What to do in the city of gold
Founded because of the discovery of gold in 1869, this City was literally carved from the depths of the earth. Today it is the wealthiest and, without doubt, the economic powerhouse of Africa. Johannesburg is a booming, happening city and the emphasis is on making money, whether in business or on the streets, as it has been since mining started. The inner city has in part been abandoned by an exodus of big business in the 1980s and 90s because of the high crime rate. Until recently the City was avoided by all, mostly because of misrepresentation by the media of Johannesburg as somewhat of a war zone, it is however undergoing a complete regeneration and has a lot to offer the traveller and photographer.
Walking Tour of Downtown Johannesburg
The only one way to be exposed to the vital, edgy energy of this thriving African metropolis of Johannesburg or, as the locals call it; Jo'burg, Joeys or Jozi, is by walking its streets. Rub shoulders with the people, photograph the art, the architecture, the markets and the mesmerising, ever-changing day-to-day existence of this place of migrants and immigrants. Gain insight into the cities past, present and future. Jo'burg with its rainbow of cultures has a lot to offer the traveller and photographer.

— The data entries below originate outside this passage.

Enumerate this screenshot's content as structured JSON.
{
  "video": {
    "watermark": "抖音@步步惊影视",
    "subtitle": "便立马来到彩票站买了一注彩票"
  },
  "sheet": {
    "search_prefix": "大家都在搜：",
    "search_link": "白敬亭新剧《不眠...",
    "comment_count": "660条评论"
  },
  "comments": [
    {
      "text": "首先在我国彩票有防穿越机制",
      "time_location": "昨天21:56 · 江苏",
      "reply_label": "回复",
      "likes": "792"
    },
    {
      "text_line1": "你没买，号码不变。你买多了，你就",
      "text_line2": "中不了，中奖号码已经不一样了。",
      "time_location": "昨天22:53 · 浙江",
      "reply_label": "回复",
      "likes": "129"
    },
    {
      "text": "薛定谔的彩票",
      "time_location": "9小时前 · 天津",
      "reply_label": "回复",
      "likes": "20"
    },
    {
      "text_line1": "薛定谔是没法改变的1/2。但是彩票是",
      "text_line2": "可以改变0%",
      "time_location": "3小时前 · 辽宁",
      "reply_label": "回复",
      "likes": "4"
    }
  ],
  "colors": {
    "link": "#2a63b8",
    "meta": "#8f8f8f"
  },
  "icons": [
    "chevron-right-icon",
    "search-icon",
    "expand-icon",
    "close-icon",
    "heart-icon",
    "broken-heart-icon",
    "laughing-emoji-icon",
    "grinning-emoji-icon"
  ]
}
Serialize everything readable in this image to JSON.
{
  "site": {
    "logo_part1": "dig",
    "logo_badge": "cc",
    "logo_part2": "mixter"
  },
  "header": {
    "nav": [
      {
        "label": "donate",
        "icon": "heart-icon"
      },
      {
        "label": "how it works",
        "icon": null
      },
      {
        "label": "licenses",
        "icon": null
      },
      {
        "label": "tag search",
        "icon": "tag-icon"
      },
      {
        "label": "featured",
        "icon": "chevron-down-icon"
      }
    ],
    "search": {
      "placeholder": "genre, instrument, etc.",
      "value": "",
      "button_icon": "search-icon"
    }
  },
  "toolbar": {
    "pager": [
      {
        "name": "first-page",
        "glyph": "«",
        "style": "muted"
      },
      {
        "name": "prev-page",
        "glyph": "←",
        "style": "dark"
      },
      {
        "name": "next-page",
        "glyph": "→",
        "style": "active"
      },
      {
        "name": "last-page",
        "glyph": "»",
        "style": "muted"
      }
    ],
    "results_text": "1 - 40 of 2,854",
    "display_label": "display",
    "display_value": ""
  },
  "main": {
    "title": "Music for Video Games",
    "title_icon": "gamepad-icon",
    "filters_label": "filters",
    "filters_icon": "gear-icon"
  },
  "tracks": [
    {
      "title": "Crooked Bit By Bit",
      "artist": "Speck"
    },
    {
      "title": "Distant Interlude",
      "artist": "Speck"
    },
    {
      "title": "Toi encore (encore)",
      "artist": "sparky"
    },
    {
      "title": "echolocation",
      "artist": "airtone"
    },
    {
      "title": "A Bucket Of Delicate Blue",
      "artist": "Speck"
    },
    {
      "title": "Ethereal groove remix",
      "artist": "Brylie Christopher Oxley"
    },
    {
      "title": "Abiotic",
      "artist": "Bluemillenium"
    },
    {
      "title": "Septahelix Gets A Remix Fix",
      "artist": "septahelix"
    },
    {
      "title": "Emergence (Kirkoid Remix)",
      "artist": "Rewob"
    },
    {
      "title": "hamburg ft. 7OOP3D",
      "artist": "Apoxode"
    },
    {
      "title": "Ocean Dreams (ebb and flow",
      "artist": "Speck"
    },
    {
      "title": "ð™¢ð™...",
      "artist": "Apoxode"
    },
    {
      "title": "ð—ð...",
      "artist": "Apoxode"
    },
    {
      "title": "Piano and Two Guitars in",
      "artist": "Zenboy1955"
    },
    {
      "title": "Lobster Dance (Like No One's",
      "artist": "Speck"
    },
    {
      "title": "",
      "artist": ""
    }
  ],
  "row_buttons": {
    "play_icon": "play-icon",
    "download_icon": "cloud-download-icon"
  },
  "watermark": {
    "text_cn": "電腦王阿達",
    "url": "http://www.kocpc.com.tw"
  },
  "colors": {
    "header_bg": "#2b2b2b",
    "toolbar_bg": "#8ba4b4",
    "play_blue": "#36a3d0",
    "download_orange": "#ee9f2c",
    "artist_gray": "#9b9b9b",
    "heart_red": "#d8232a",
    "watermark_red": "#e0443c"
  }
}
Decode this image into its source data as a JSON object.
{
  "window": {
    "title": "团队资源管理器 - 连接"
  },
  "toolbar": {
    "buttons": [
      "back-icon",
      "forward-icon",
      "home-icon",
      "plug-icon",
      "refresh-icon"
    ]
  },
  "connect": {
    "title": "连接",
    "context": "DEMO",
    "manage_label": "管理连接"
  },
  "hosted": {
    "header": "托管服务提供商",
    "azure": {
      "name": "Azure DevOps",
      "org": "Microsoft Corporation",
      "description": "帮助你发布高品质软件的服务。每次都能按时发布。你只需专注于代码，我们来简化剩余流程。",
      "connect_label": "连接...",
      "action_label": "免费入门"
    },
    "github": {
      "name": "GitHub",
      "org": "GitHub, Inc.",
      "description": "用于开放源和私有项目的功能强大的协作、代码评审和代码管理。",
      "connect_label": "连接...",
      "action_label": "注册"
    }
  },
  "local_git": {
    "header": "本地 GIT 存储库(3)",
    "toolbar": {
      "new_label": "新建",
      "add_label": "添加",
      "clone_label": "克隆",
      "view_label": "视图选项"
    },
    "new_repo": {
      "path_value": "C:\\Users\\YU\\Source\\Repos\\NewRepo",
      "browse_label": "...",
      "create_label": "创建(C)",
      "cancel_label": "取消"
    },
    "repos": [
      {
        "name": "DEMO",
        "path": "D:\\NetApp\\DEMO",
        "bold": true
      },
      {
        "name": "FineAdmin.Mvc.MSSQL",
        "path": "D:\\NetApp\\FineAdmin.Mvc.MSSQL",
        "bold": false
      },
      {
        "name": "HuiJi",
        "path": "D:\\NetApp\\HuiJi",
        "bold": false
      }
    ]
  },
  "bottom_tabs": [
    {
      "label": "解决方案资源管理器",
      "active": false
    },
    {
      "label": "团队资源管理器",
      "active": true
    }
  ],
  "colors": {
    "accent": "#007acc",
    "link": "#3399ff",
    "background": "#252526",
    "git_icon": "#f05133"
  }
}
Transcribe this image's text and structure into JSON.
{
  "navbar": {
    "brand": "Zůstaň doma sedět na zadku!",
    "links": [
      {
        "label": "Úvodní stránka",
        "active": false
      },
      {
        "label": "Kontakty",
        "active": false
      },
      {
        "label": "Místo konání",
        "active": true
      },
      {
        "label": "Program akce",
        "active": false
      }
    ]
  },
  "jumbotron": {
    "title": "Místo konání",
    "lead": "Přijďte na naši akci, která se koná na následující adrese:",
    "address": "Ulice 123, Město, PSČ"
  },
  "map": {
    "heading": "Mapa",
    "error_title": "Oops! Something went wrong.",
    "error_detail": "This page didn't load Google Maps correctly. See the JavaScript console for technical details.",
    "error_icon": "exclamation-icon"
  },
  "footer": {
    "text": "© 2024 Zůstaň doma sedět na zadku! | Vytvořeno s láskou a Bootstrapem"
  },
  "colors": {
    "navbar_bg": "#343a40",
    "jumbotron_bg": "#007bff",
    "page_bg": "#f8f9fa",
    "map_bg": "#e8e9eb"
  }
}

Pubs, Bars and Rooftops of Johannesburg
Experience some of Jo'burgs most famous drinking spots - from trendy rooftop bars to underground pubs and historic watering holes. Discover a city that is undergoing a remarkable rebirth, a city that offers much more than you would imagine in terms of trendy bars and entertainment. However, this tour is not a pub crawl, its about storytelling - Johannesburg's history, the cities regeneration along the way and its places and spaces, but you are welcome to have a couple.
Johannesburg Into Art Tour
In spite of the deterioration of the city centre, art is to be found everywhere. Jo'burg has numerous galleries and studios but the best art is to be found on its sidewalks and buildings. Regeneration is brought about by beautifying the public spaces and derelict buildings with colour and art. The street art in the city is forever changing with new works being added and the exhibition growing steadily. Some canvases become faded or obscure, others are lost of course, but that makes the Into Art Tour special - you never know what the exhibit is going to be.
Apartheid Museum & Mandela Exhibition
Racial segregation in South Africa began in colonial times under Dutch and British rule. However, apartheid as an official policy was introduced following the general election of 1948 in which The Nationalist Party came into power. New legislation classified inhabitants into four racial groups ("native", "white", "coloured", and "Asian"), and residential areas were segregated, sometimes by means of forced removals. Non-white political representation was completely abolished in 1970, and starting in that year black people were deprived of their citizenship, legally becoming citizens of one of ten tribally based self-governing homelands called bantustans, four of which became nominally independent states. The government segregated education, medical care, beaches and other public services and provided black people with services inferior to those of white people.
In the 1994 general elections the African National Congress became South Africa's first black government with Nelson Mandela as the president.
Old Fort & Prison on Constitution Hill
Constitutional Hill is home to the Constitutional Court, the protector of all South African basic Rights and Freedom, built around the remaining stairwells of the old awaiting trial prison block for black, coloured and Indian men. It is also the site of Johannesburg’s Old Fort Prison Complex (this was for white men only, Except, Nelson Mandela was the only Black person imprisoned in this section). Number Four prison is where black, coloured and Indian men were held and brutally punished before democracy in 1994. Many of South Africa’s leading political activists’ such as Mahatma Gandhi, Robert Sobukwe, Nelson Mandela, Joe Slovo, Winnie Madikizela-Mandela, infamous murderess Daisy de Melker where detained here. A guided tour of Constitutional Hill is a journey through South Africa’s painful past, but also a celebration of its remarkable transition to Democracy.
The images below can be purchased directly from AfriFriends. We only take payment in South African Rand ( ZAR ) via direct bank transfer ( EFT ) into our account.
Bassline Johannesburg - Set of 4 @ ZAR 1 400.00